» What you need to do: Go through the data and copy each line where the string "Layer" appears.

[Data excerpts]
● ● ● ●
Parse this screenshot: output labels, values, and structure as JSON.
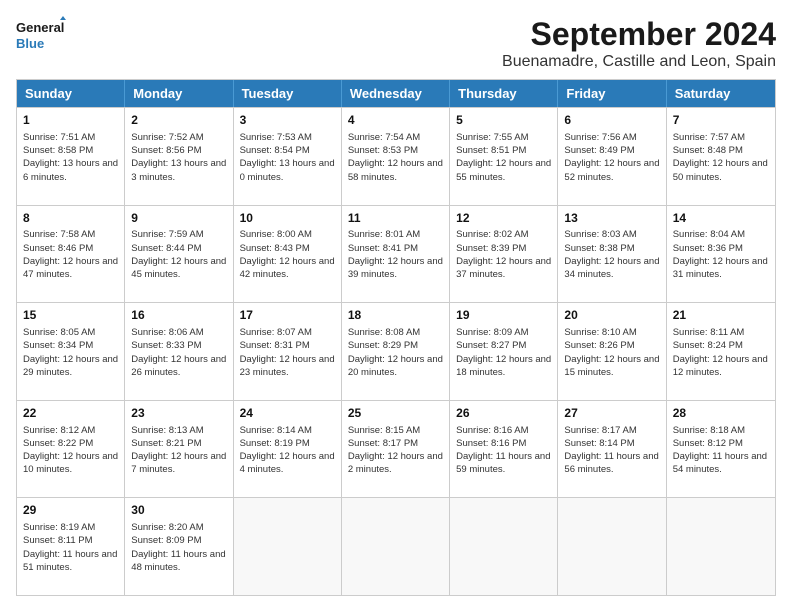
{
  "logo": {
    "line1": "General",
    "line2": "Blue"
  },
  "title": "September 2024",
  "subtitle": "Buenamadre, Castille and Leon, Spain",
  "headers": [
    "Sunday",
    "Monday",
    "Tuesday",
    "Wednesday",
    "Thursday",
    "Friday",
    "Saturday"
  ],
  "weeks": [
    [
      {
        "day": "1",
        "sunrise": "Sunrise: 7:51 AM",
        "sunset": "Sunset: 8:58 PM",
        "daylight": "Daylight: 13 hours and 6 minutes."
      },
      {
        "day": "2",
        "sunrise": "Sunrise: 7:52 AM",
        "sunset": "Sunset: 8:56 PM",
        "daylight": "Daylight: 13 hours and 3 minutes."
      },
      {
        "day": "3",
        "sunrise": "Sunrise: 7:53 AM",
        "sunset": "Sunset: 8:54 PM",
        "daylight": "Daylight: 13 hours and 0 minutes."
      },
      {
        "day": "4",
        "sunrise": "Sunrise: 7:54 AM",
        "sunset": "Sunset: 8:53 PM",
        "daylight": "Daylight: 12 hours and 58 minutes."
      },
      {
        "day": "5",
        "sunrise": "Sunrise: 7:55 AM",
        "sunset": "Sunset: 8:51 PM",
        "daylight": "Daylight: 12 hours and 55 minutes."
      },
      {
        "day": "6",
        "sunrise": "Sunrise: 7:56 AM",
        "sunset": "Sunset: 8:49 PM",
        "daylight": "Daylight: 12 hours and 52 minutes."
      },
      {
        "day": "7",
        "sunrise": "Sunrise: 7:57 AM",
        "sunset": "Sunset: 8:48 PM",
        "daylight": "Daylight: 12 hours and 50 minutes."
      }
    ],
    [
      {
        "day": "8",
        "sunrise": "Sunrise: 7:58 AM",
        "sunset": "Sunset: 8:46 PM",
        "daylight": "Daylight: 12 hours and 47 minutes."
      },
      {
        "day": "9",
        "sunrise": "Sunrise: 7:59 AM",
        "sunset": "Sunset: 8:44 PM",
        "daylight": "Daylight: 12 hours and 45 minutes."
      },
      {
        "day": "10",
        "sunrise": "Sunrise: 8:00 AM",
        "sunset": "Sunset: 8:43 PM",
        "daylight": "Daylight: 12 hours and 42 minutes."
      },
      {
        "day": "11",
        "sunrise": "Sunrise: 8:01 AM",
        "sunset": "Sunset: 8:41 PM",
        "daylight": "Daylight: 12 hours and 39 minutes."
      },
      {
        "day": "12",
        "sunrise": "Sunrise: 8:02 AM",
        "sunset": "Sunset: 8:39 PM",
        "daylight": "Daylight: 12 hours and 37 minutes."
      },
      {
        "day": "13",
        "sunrise": "Sunrise: 8:03 AM",
        "sunset": "Sunset: 8:38 PM",
        "daylight": "Daylight: 12 hours and 34 minutes."
      },
      {
        "day": "14",
        "sunrise": "Sunrise: 8:04 AM",
        "sunset": "Sunset: 8:36 PM",
        "daylight": "Daylight: 12 hours and 31 minutes."
      }
    ],
    [
      {
        "day": "15",
        "sunrise": "Sunrise: 8:05 AM",
        "sunset": "Sunset: 8:34 PM",
        "daylight": "Daylight: 12 hours and 29 minutes."
      },
      {
        "day": "16",
        "sunrise": "Sunrise: 8:06 AM",
        "sunset": "Sunset: 8:33 PM",
        "daylight": "Daylight: 12 hours and 26 minutes."
      },
      {
        "day": "17",
        "sunrise": "Sunrise: 8:07 AM",
        "sunset": "Sunset: 8:31 PM",
        "daylight": "Daylight: 12 hours and 23 minutes."
      },
      {
        "day": "18",
        "sunrise": "Sunrise: 8:08 AM",
        "sunset": "Sunset: 8:29 PM",
        "daylight": "Daylight: 12 hours and 20 minutes."
      },
      {
        "day": "19",
        "sunrise": "Sunrise: 8:09 AM",
        "sunset": "Sunset: 8:27 PM",
        "daylight": "Daylight: 12 hours and 18 minutes."
      },
      {
        "day": "20",
        "sunrise": "Sunrise: 8:10 AM",
        "sunset": "Sunset: 8:26 PM",
        "daylight": "Daylight: 12 hours and 15 minutes."
      },
      {
        "day": "21",
        "sunrise": "Sunrise: 8:11 AM",
        "sunset": "Sunset: 8:24 PM",
        "daylight": "Daylight: 12 hours and 12 minutes."
      }
    ],
    [
      {
        "day": "22",
        "sunrise": "Sunrise: 8:12 AM",
        "sunset": "Sunset: 8:22 PM",
        "daylight": "Daylight: 12 hours and 10 minutes."
      },
      {
        "day": "23",
        "sunrise": "Sunrise: 8:13 AM",
        "sunset": "Sunset: 8:21 PM",
        "daylight": "Daylight: 12 hours and 7 minutes."
      },
      {
        "day": "24",
        "sunrise": "Sunrise: 8:14 AM",
        "sunset": "Sunset: 8:19 PM",
        "daylight": "Daylight: 12 hours and 4 minutes."
      },
      {
        "day": "25",
        "sunrise": "Sunrise: 8:15 AM",
        "sunset": "Sunset: 8:17 PM",
        "daylight": "Daylight: 12 hours and 2 minutes."
      },
      {
        "day": "26",
        "sunrise": "Sunrise: 8:16 AM",
        "sunset": "Sunset: 8:16 PM",
        "daylight": "Daylight: 11 hours and 59 minutes."
      },
      {
        "day": "27",
        "sunrise": "Sunrise: 8:17 AM",
        "sunset": "Sunset: 8:14 PM",
        "daylight": "Daylight: 11 hours and 56 minutes."
      },
      {
        "day": "28",
        "sunrise": "Sunrise: 8:18 AM",
        "sunset": "Sunset: 8:12 PM",
        "daylight": "Daylight: 11 hours and 54 minutes."
      }
    ],
    [
      {
        "day": "29",
        "sunrise": "Sunrise: 8:19 AM",
        "sunset": "Sunset: 8:11 PM",
        "daylight": "Daylight: 11 hours and 51 minutes."
      },
      {
        "day": "30",
        "sunrise": "Sunrise: 8:20 AM",
        "sunset": "Sunset: 8:09 PM",
        "daylight": "Daylight: 11 hours and 48 minutes."
      },
      {
        "day": "",
        "sunrise": "",
        "sunset": "",
        "daylight": ""
      },
      {
        "day": "",
        "sunrise": "",
        "sunset": "",
        "daylight": ""
      },
      {
        "day": "",
        "sunrise": "",
        "sunset": "",
        "daylight": ""
      },
      {
        "day": "",
        "sunrise": "",
        "sunset": "",
        "daylight": ""
      },
      {
        "day": "",
        "sunrise": "",
        "sunset": "",
        "daylight": ""
      }
    ]
  ]
}
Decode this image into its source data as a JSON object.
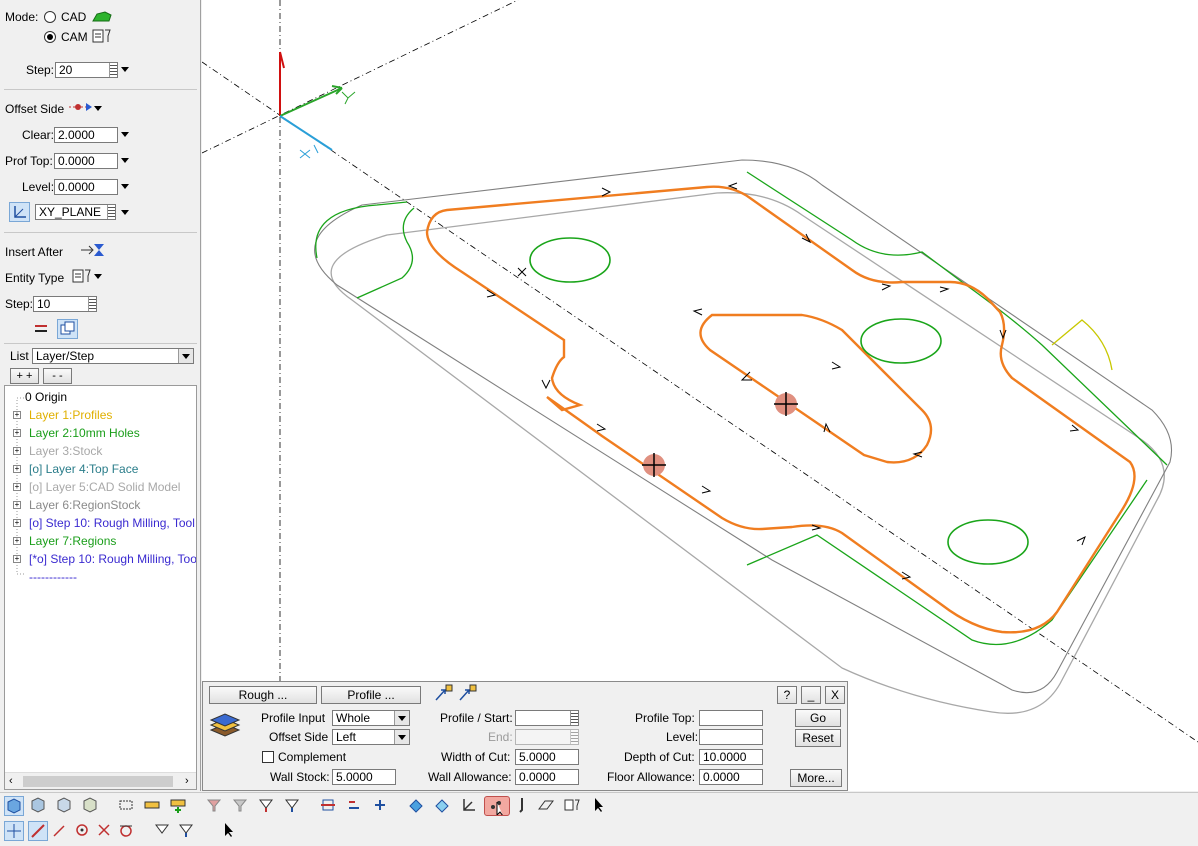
{
  "left_panel": {
    "mode_label": "Mode:",
    "mode_cad": "CAD",
    "mode_cam": "CAM",
    "mode_selected": "CAM",
    "step_label": "Step:",
    "step_value": "20",
    "offset_side_label": "Offset Side",
    "clear_label": "Clear:",
    "clear_value": "2.0000",
    "prof_top_label": "Prof Top:",
    "prof_top_value": "0.0000",
    "level_label": "Level:",
    "level_value": "0.0000",
    "plane_value": "XY_PLANE",
    "insert_after_label": "Insert After",
    "entity_type_label": "Entity Type",
    "step2_label": "Step:",
    "step2_value": "10",
    "list_label": "List",
    "list_value": "Layer/Step",
    "expand_button": "+ +",
    "collapse_button": "- -"
  },
  "tree": {
    "items": [
      {
        "label": "0 Origin",
        "color": "#000000"
      },
      {
        "label": "Layer 1:Profiles",
        "color": "#e0b000"
      },
      {
        "label": "Layer 2:10mm Holes",
        "color": "#1a9e1a"
      },
      {
        "label": "Layer 3:Stock",
        "color": "#a8a8a8"
      },
      {
        "label": "[o] Layer 4:Top Face",
        "color": "#2a7d8a"
      },
      {
        "label": "[o] Layer 5:CAD Solid Model",
        "color": "#a8a8a8"
      },
      {
        "label": "Layer 6:RegionStock",
        "color": "#8a8a8a"
      },
      {
        "label": "[o] Step 10: Rough Milling, Tool",
        "color": "#3a2ad0"
      },
      {
        "label": "Layer 7:Regions",
        "color": "#1a9e1a"
      },
      {
        "label": "[*o] Step 10: Rough Milling, Too",
        "color": "#3a2ad0"
      },
      {
        "label": "------------",
        "color": "#3a2ad0"
      }
    ]
  },
  "dialog": {
    "tab_rough": "Rough ...",
    "tab_profile": "Profile ...",
    "help_button": "?",
    "min_button": "_",
    "close_button": "X",
    "profile_input_label": "Profile Input",
    "profile_input_value": "Whole",
    "offset_side_label": "Offset Side",
    "offset_side_value": "Left",
    "complement_label": "Complement",
    "wall_stock_label": "Wall Stock:",
    "wall_stock_value": "5.0000",
    "profile_start_label": "Profile / Start:",
    "profile_start_value": "",
    "end_label": "End:",
    "end_value": "",
    "width_of_cut_label": "Width of Cut:",
    "width_of_cut_value": "5.0000",
    "wall_allowance_label": "Wall Allowance:",
    "wall_allowance_value": "0.0000",
    "profile_top_label": "Profile Top:",
    "profile_top_value": "",
    "level_label": "Level:",
    "level_value": "",
    "depth_of_cut_label": "Depth of Cut:",
    "depth_of_cut_value": "10.0000",
    "floor_allowance_label": "Floor Allowance:",
    "floor_allowance_value": "0.0000",
    "go_button": "Go",
    "reset_button": "Reset",
    "more_button": "More..."
  },
  "colors": {
    "toolpath": "#f07d20",
    "holes": "#1aa51a",
    "stock": "#a0a0a0",
    "axis_x": "#2a9fd8",
    "axis_y": "#2aa52a",
    "axis_z": "#d01010"
  }
}
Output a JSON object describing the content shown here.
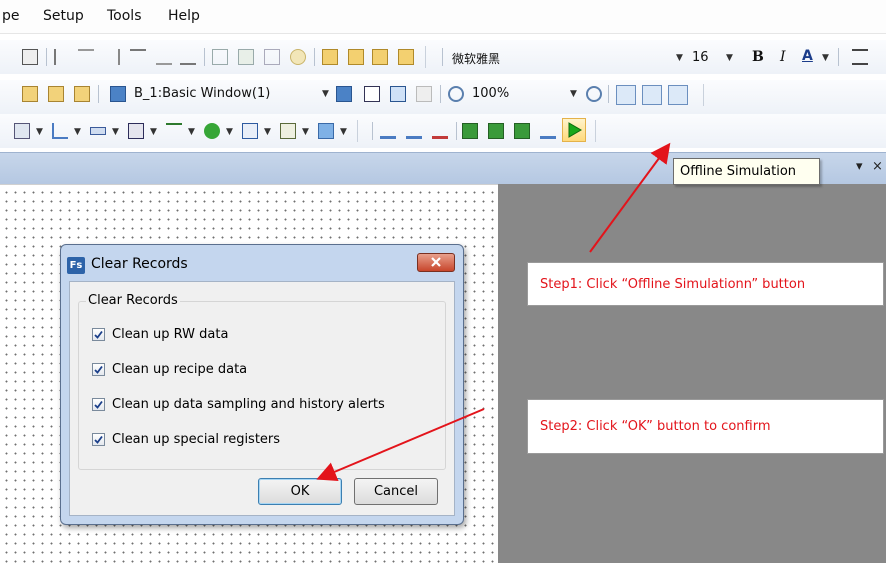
{
  "menu": {
    "items": [
      "pe",
      "Setup",
      "Tools",
      "Help"
    ]
  },
  "toolbar1": {
    "font_name": "微软雅黑",
    "font_size": "16",
    "bold": "B",
    "italic": "I",
    "font_color": "A"
  },
  "toolbar2": {
    "window_select": "B_1:Basic Window(1)",
    "zoom": "100%"
  },
  "tooltip": {
    "text": "Offline Simulation"
  },
  "dialog": {
    "title_icon": "Fs",
    "title": "Clear Records",
    "group_label": "Clear Records",
    "options": [
      {
        "label": "Clean up RW data",
        "checked": true
      },
      {
        "label": "Clean up recipe data",
        "checked": true
      },
      {
        "label": "Clean up data sampling and history alerts",
        "checked": true
      },
      {
        "label": "Clean up special registers",
        "checked": true
      }
    ],
    "ok_label": "OK",
    "cancel_label": "Cancel"
  },
  "steps": {
    "step1": "Step1: Click “Offline Simulationn” button",
    "step2": "Step2: Click “OK” button to confirm"
  },
  "colors": {
    "annotation_red": "#e3141b",
    "simulation_green": "#1aa81a"
  }
}
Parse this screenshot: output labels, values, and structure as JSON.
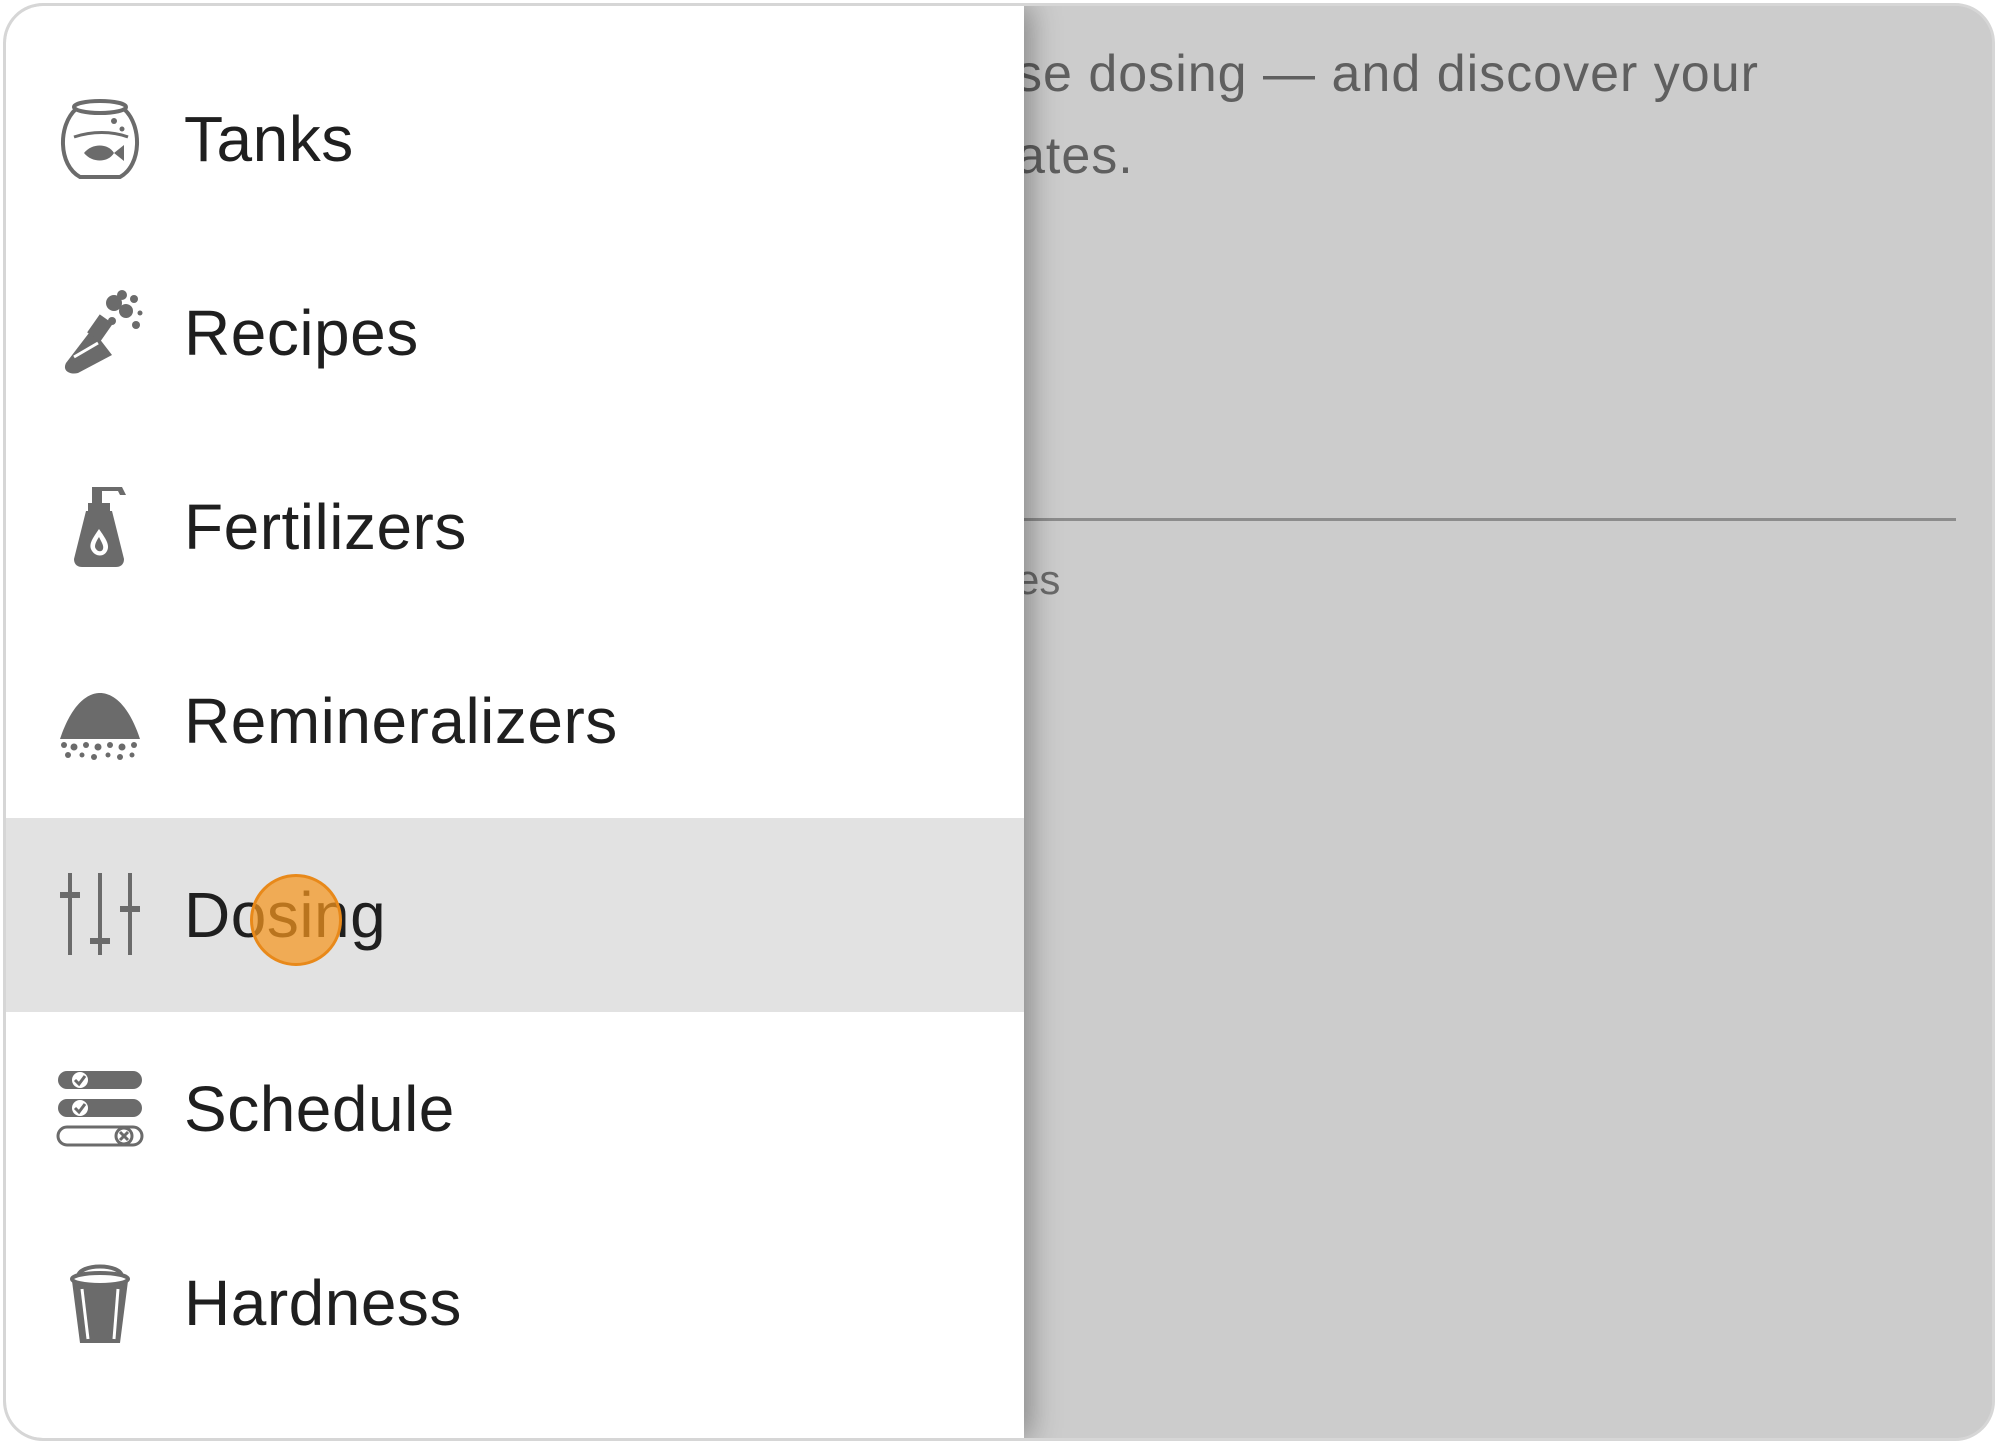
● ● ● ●
» Written answer:
    "list_value": "Layer/Step",
        "label": "Layer 1:Profiles",
        "label": "Layer 2:10mm Holes",
        "label": "Layer 3:Stock",
        "label": "[o] Layer 4:Top Face",
        "label": "[o] Layer 5:CAD Solid Model",
        "label": "Layer 6:RegionStock",
        "label": "Layer 7:Regions",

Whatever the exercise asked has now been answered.